Problem to work on:
Note every line in the entries that contains the string "kind", and copy it.

(Element data from apps and pages)
##########

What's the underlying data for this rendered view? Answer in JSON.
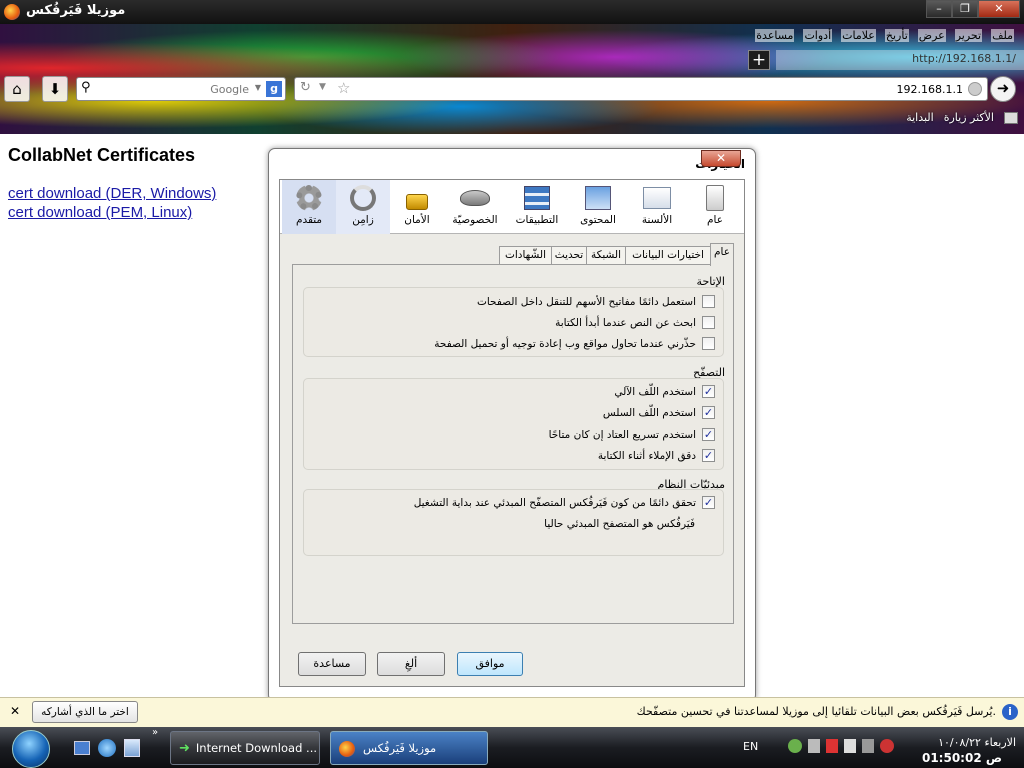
{
  "window": {
    "title": "موزيلا فَيَرفُكس",
    "min_glyph": "–",
    "max_glyph": "❐",
    "close_glyph": "✕"
  },
  "menubar": [
    "ملف",
    "تحرير",
    "عرض",
    "تأريخ",
    "علامات",
    "أدوات",
    "مساعدة"
  ],
  "tabstrip": {
    "text": "http://192.168.1.1/"
  },
  "search": {
    "placeholder": "Google",
    "engine_badge": "g"
  },
  "url": {
    "value": "192.168.1.1"
  },
  "bookmarks": [
    "الأكثر زيارة",
    "البداية"
  ],
  "page": {
    "title": "CollabNet Certificates",
    "links": [
      "cert download (DER, Windows)",
      "cert download (PEM, Linux)"
    ]
  },
  "dialog": {
    "title": "الخيارات",
    "panes": [
      {
        "label": "عام",
        "icon": "general-icon"
      },
      {
        "label": "الألسنة",
        "icon": "tabs-icon"
      },
      {
        "label": "المحتوى",
        "icon": "content-icon"
      },
      {
        "label": "التطبيقات",
        "icon": "applications-icon"
      },
      {
        "label": "الخصوصيّة",
        "icon": "privacy-mask-icon"
      },
      {
        "label": "الأمان",
        "icon": "lock-icon"
      },
      {
        "label": "زامِن",
        "icon": "sync-icon"
      },
      {
        "label": "متقدم",
        "icon": "gear-icon"
      }
    ],
    "tabs": [
      "عام",
      "اختيارات البيانات",
      "الشبكة",
      "تحديث",
      "الشّهادات"
    ],
    "groups": [
      {
        "title": "الإتاحة",
        "items": [
          {
            "label": "استعمل دائمًا مفاتيح الأسهم للتنقل داخل الصفحات",
            "checked": false
          },
          {
            "label": "ابحث عن النص عندما أبدأ الكتابة",
            "checked": false
          },
          {
            "label": "حذّرني عندما تحاول مواقع وب إعادة توجيه أو تحميل الصفحة",
            "checked": false
          }
        ]
      },
      {
        "title": "التصفّح",
        "items": [
          {
            "label": "استخدم اللّف الآلي",
            "checked": true
          },
          {
            "label": "استخدم اللّف السلس",
            "checked": true
          },
          {
            "label": "استخدم تسريع العتاد إن كان متاحًا",
            "checked": true
          },
          {
            "label": "دقق الإملاء أثناء الكتابة",
            "checked": true
          }
        ]
      },
      {
        "title": "مبدئيّات النظام",
        "items": [
          {
            "label": "تحقق دائمًا من كون فَيَرفُكس المتصفّح المبدئي عند بداية التشغيل",
            "checked": true
          }
        ],
        "note": "فَيَرفُكس هو المتصفح المبدئي حاليا"
      }
    ],
    "buttons": {
      "ok": "موافق",
      "cancel": "ألغِ",
      "help": "مساعدة"
    }
  },
  "notification": {
    "text": "يُرسل فَيَرفُكس بعض البيانات تلقائيا إلى موزيلا لمساعدتنا في تحسين متصفّحك.",
    "button": "اختر ما الذي أشاركه",
    "close": "✕"
  },
  "taskbar": {
    "tasks": [
      "Internet Download ...",
      "موزيلا فَيَرفُكس"
    ],
    "lang": "EN",
    "clock_day": "الاربعاء ١٠/٠٨/٢٢",
    "clock_time": "ص 01:50:02"
  }
}
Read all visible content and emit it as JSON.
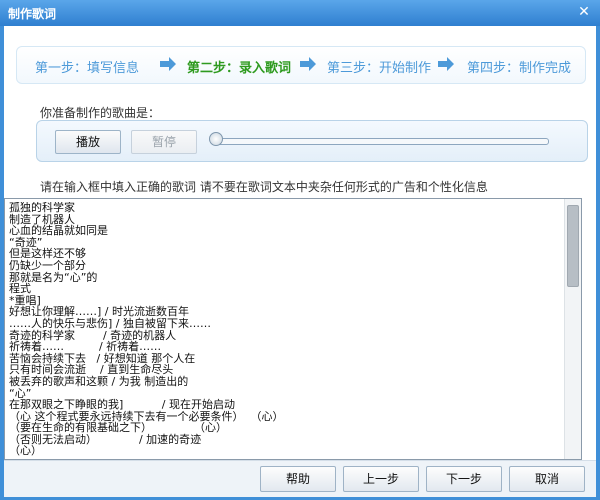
{
  "window": {
    "title": "制作歌词",
    "close_glyph": "✕"
  },
  "steps": [
    {
      "label": "第一步：填写信息",
      "active": false
    },
    {
      "label": "第二步：录入歌词",
      "active": true
    },
    {
      "label": "第三步：开始制作",
      "active": false
    },
    {
      "label": "第四步：制作完成",
      "active": false
    }
  ],
  "song_label": "你准备制作的歌曲是：",
  "player": {
    "play_label": "播放",
    "pause_label": "暂停",
    "progress": 0
  },
  "hint": "请在输入框中填入正确的歌词  请不要在歌词文本中夹杂任何形式的广告和个性化信息",
  "lyrics": "孤独的科学家\n制造了机器人\n心血的结晶就如同是\n“奇迹”\n但是这样还不够\n仍缺少一个部分\n那就是名为“心”的\n程式\n*重唱]\n好想让你理解……] / 时光流逝数百年\n……人的快乐与悲伤] / 独自被留下来……\n奇迹的科学家        / 奇迹的机器人\n祈祷着……          / 祈祷着……\n苦恼会持续下去   / 好想知道 那个人在\n只有时间会流逝    / 直到生命尽头\n被丢弃的歌声和这颗 / 为我 制造出的\n“心”\n在那双眼之下睁眼的我]           / 现在开始启动\n（心 这个程式要永远持续下去有一个必要条件）  （心）\n（要在生命的有限基础之下）            （心）\n（否则无法启动）            / 加速的奇迹\n（心）\n对你来说，我的存在是什么样子的？] / 为什么 眼泪会 停止不下来？",
  "buttons": {
    "help": "帮助",
    "prev": "上一步",
    "next": "下一步",
    "cancel": "取消"
  },
  "colors": {
    "title_bar": "#3f8fd8",
    "step_inactive": "#4d9ad9",
    "step_active": "#2e9a1f"
  }
}
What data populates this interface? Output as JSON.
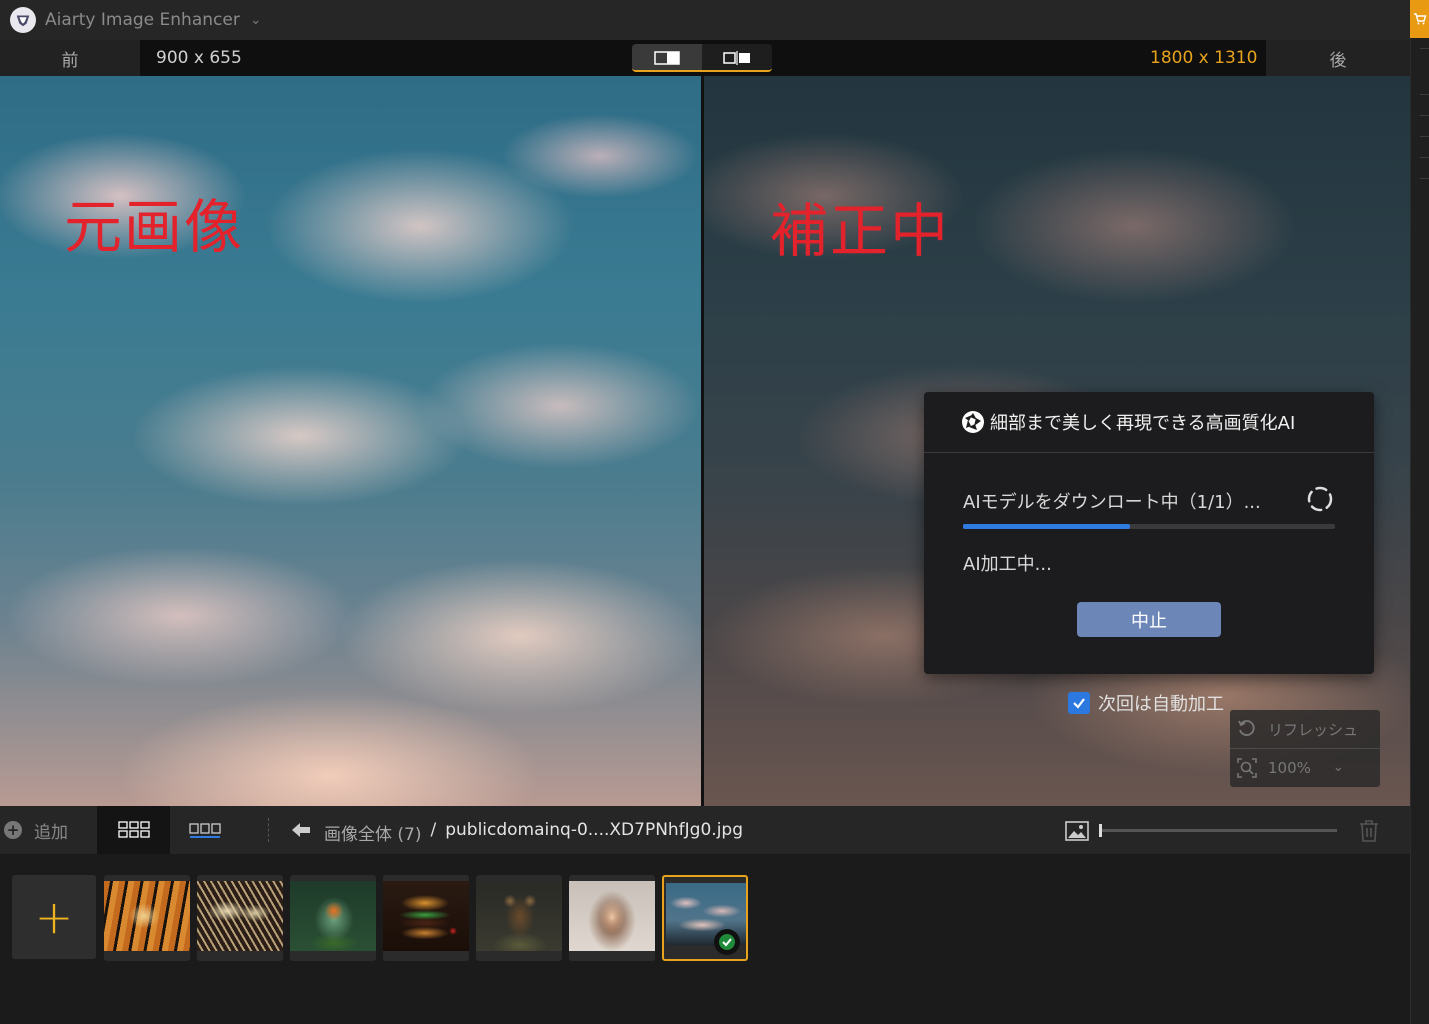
{
  "app": {
    "title": "Aiarty Image Enhancer"
  },
  "compare": {
    "before_label": "前",
    "before_size": "900 x 655",
    "after_size": "1800 x 1310",
    "after_label": "後"
  },
  "panes": {
    "left_label": "元画像",
    "right_label": "補正中"
  },
  "dialog": {
    "title": "細部まで美しく再現できる高画質化AI",
    "download_status": "AIモデルをダウンロート中（1/1）...",
    "download_progress": 0.45,
    "ai_status": "AI加工中...",
    "stop_label": "中止",
    "progress_color": "#2f7be0"
  },
  "auto_process": {
    "label": "次回は自動加工",
    "checked": true
  },
  "zoom_panel": {
    "refresh_label": "リフレッシュ",
    "zoom_value": "100%"
  },
  "toolbar": {
    "add_label": "追加",
    "breadcrumb_root": "画像全体 (7)",
    "breadcrumb_sep": "/",
    "breadcrumb_file": "publicdomainq-0....XD7PNhfJg0.jpg"
  },
  "thumbnails": [
    {
      "name": "tiger"
    },
    {
      "name": "butterfly"
    },
    {
      "name": "terrarium"
    },
    {
      "name": "burger"
    },
    {
      "name": "steampunk-dog"
    },
    {
      "name": "portrait"
    },
    {
      "name": "sky",
      "selected": true,
      "done": true
    }
  ],
  "colors": {
    "accent": "#e8a31e",
    "label_red": "#e4222c",
    "stop_button": "#6c86b8"
  }
}
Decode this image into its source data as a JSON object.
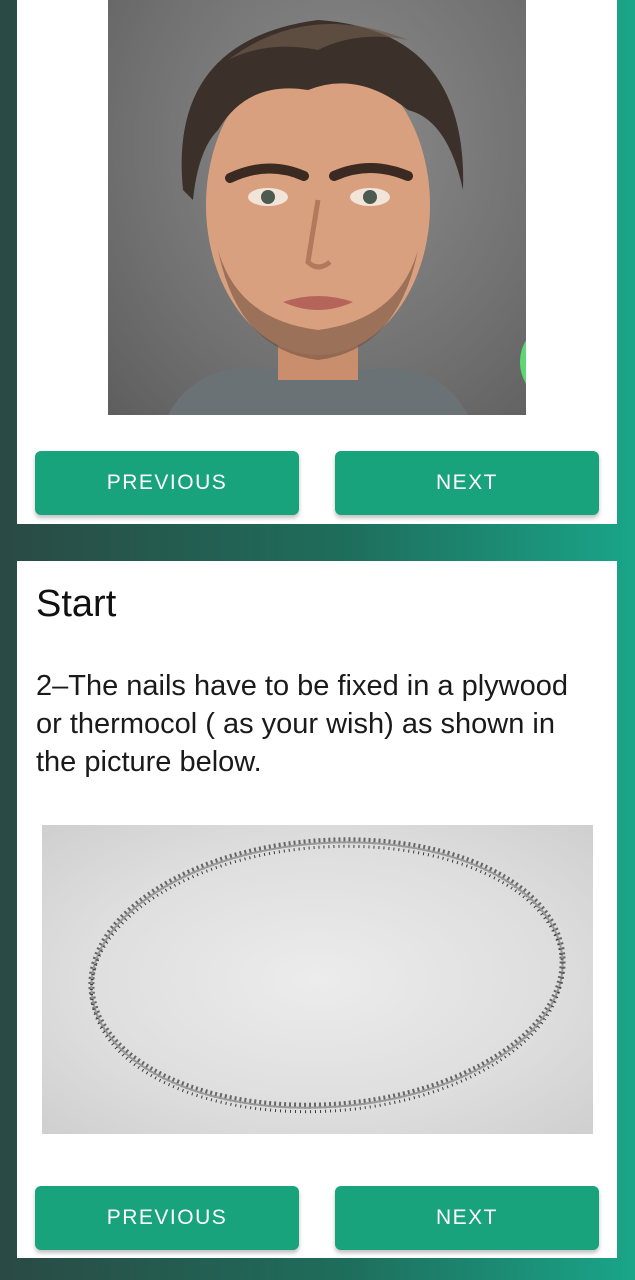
{
  "card1": {
    "photo_icon": "portrait-photo",
    "badge_icon": "check-icon",
    "prev_label": "PREVIOUS",
    "next_label": "NEXT"
  },
  "card2": {
    "title": "Start",
    "description": "2–The nails have to be fixed in a plywood or thermocol ( as your wish) as shown in the picture below.",
    "image_icon": "nails-circle-photo",
    "prev_label": "PREVIOUS",
    "next_label": "NEXT"
  },
  "colors": {
    "accent": "#18a37c",
    "badge": "#5ed674",
    "card": "#ffffff"
  }
}
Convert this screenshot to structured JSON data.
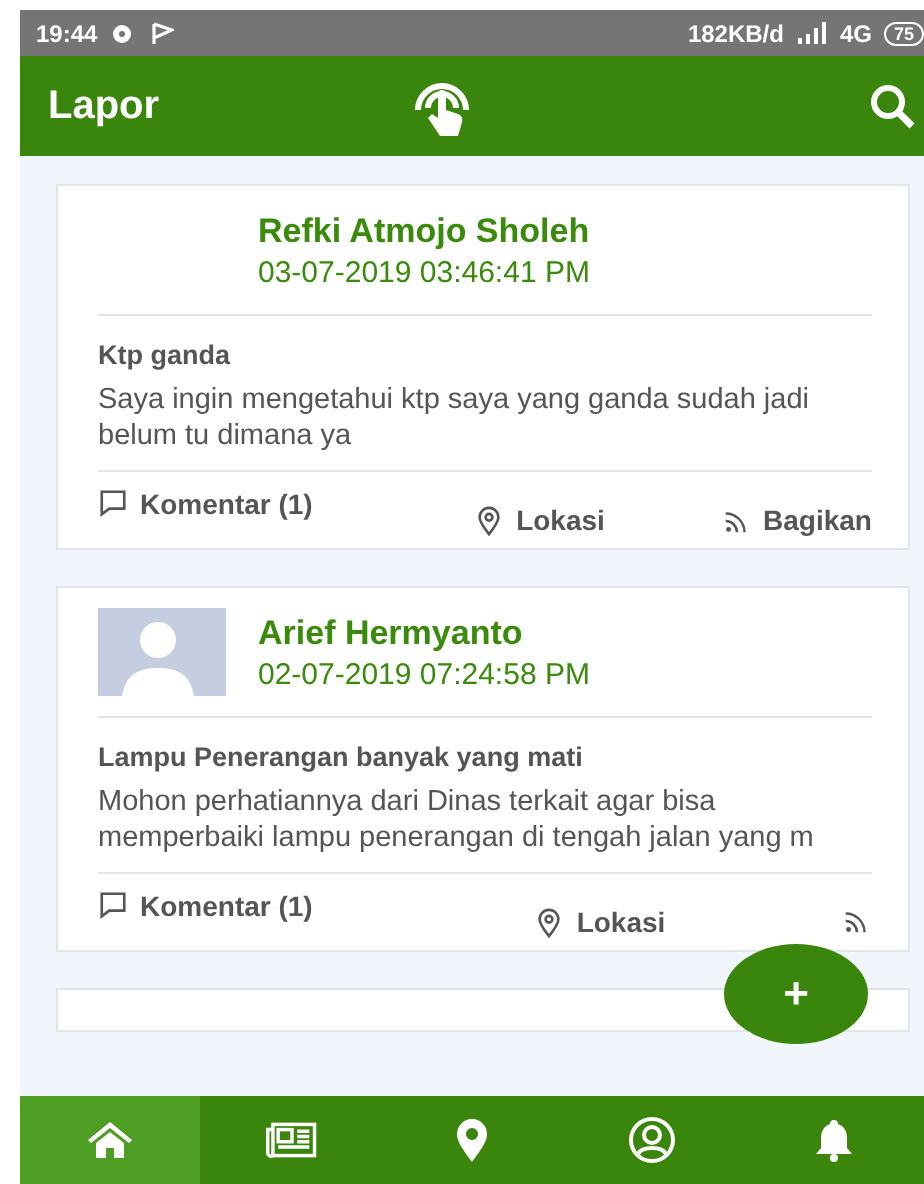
{
  "status_bar": {
    "time": "19:44",
    "speed": "182KB/d",
    "network": "4G",
    "battery": "75"
  },
  "app_bar": {
    "title": "Lapor"
  },
  "posts": [
    {
      "has_avatar": false,
      "name": "Refki Atmojo Sholeh",
      "date": "03-07-2019 03:46:41 PM",
      "title": "Ktp ganda",
      "body": "Saya ingin mengetahui ktp saya yang ganda sudah jadi belum tu dimana ya",
      "actions": [
        {
          "kind": "comment",
          "label": "Komentar (1)"
        },
        {
          "kind": "location",
          "label": "Lokasi"
        },
        {
          "kind": "share",
          "label": "Bagikan"
        }
      ]
    },
    {
      "has_avatar": true,
      "name": "Arief Hermyanto",
      "date": "02-07-2019 07:24:58 PM",
      "title": "Lampu Penerangan banyak yang mati",
      "body": "Mohon perhatiannya dari Dinas terkait agar bisa memperbaiki lampu penerangan di tengah jalan yang m",
      "actions": [
        {
          "kind": "comment",
          "label": "Komentar (1)"
        },
        {
          "kind": "location",
          "label": "Lokasi"
        },
        {
          "kind": "share"
        }
      ]
    }
  ],
  "fab": {
    "label": "+"
  },
  "bottom_nav": [
    {
      "kind": "home",
      "selected": true
    },
    {
      "kind": "news",
      "selected": false
    },
    {
      "kind": "map",
      "selected": false
    },
    {
      "kind": "profile",
      "selected": false
    },
    {
      "kind": "notifications",
      "selected": false
    }
  ]
}
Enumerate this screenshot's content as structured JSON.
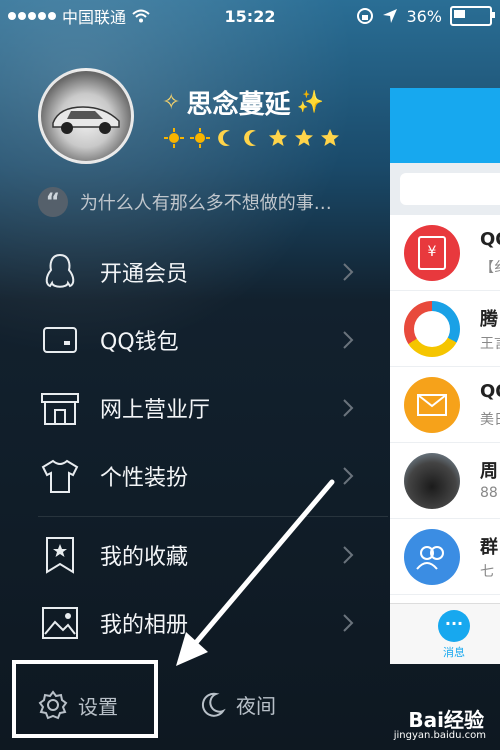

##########

Answer for this exercise:
          "kind": "comment",
          "kind": "location",
          "kind": "share",
          "kind": "comment",
          "kind": "location",
          "kind": "share"
      "kind": "home",
      "kind": "news",
      "kind": "map",
      "kind": "profile",
      "kind": "notifications",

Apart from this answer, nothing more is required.